:: EXERCISE GOAL ::
Print the data that follows, exactly and completely.

:: MATERIAL PROVIDED ::
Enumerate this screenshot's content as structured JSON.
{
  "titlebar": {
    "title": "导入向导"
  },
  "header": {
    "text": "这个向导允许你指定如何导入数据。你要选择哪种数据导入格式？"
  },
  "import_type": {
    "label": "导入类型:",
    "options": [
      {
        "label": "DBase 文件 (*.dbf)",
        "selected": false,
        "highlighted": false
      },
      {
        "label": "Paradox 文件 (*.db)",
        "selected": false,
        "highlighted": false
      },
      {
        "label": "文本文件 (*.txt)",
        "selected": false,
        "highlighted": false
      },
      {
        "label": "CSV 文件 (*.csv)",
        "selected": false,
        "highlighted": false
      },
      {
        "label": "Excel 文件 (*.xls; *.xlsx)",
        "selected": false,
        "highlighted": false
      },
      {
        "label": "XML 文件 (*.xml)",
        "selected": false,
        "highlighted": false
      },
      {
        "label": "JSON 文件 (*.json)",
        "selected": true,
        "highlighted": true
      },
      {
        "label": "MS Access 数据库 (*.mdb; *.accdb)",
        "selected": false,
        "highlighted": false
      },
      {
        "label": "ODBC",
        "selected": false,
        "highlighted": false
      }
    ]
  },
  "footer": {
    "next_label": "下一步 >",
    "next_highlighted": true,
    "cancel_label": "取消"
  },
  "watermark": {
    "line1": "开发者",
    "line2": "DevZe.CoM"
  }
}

:: ANSWER FOR THE TASK ::
Enumerate this screenshot's content as structured JSON.
{
  "titlebar": {
    "title": "导入向导"
  },
  "header": {
    "text": "这个向导允许你指定如何导入数据。你要选择哪种数据导入格式？"
  },
  "import_type": {
    "label": "导入类型:",
    "options": [
      {
        "label": "DBase 文件 (*.dbf)",
        "selected": false,
        "highlighted": false
      },
      {
        "label": "Paradox 文件 (*.db)",
        "selected": false,
        "highlighted": false
      },
      {
        "label": "文本文件 (*.txt)",
        "selected": false,
        "highlighted": false
      },
      {
        "label": "CSV 文件 (*.csv)",
        "selected": false,
        "highlighted": false
      },
      {
        "label": "Excel 文件 (*.xls; *.xlsx)",
        "selected": false,
        "highlighted": false
      },
      {
        "label": "XML 文件 (*.xml)",
        "selected": false,
        "highlighted": false
      },
      {
        "label": "JSON 文件 (*.json)",
        "selected": true,
        "highlighted": true
      },
      {
        "label": "MS Access 数据库 (*.mdb; *.accdb)",
        "selected": false,
        "highlighted": false
      },
      {
        "label": "ODBC",
        "selected": false,
        "highlighted": false
      }
    ]
  },
  "footer": {
    "next_label": "下一步 >",
    "next_highlighted": true,
    "cancel_label": "取消"
  },
  "watermark": {
    "line1": "开发者",
    "line2": "DevZe.CoM"
  }
}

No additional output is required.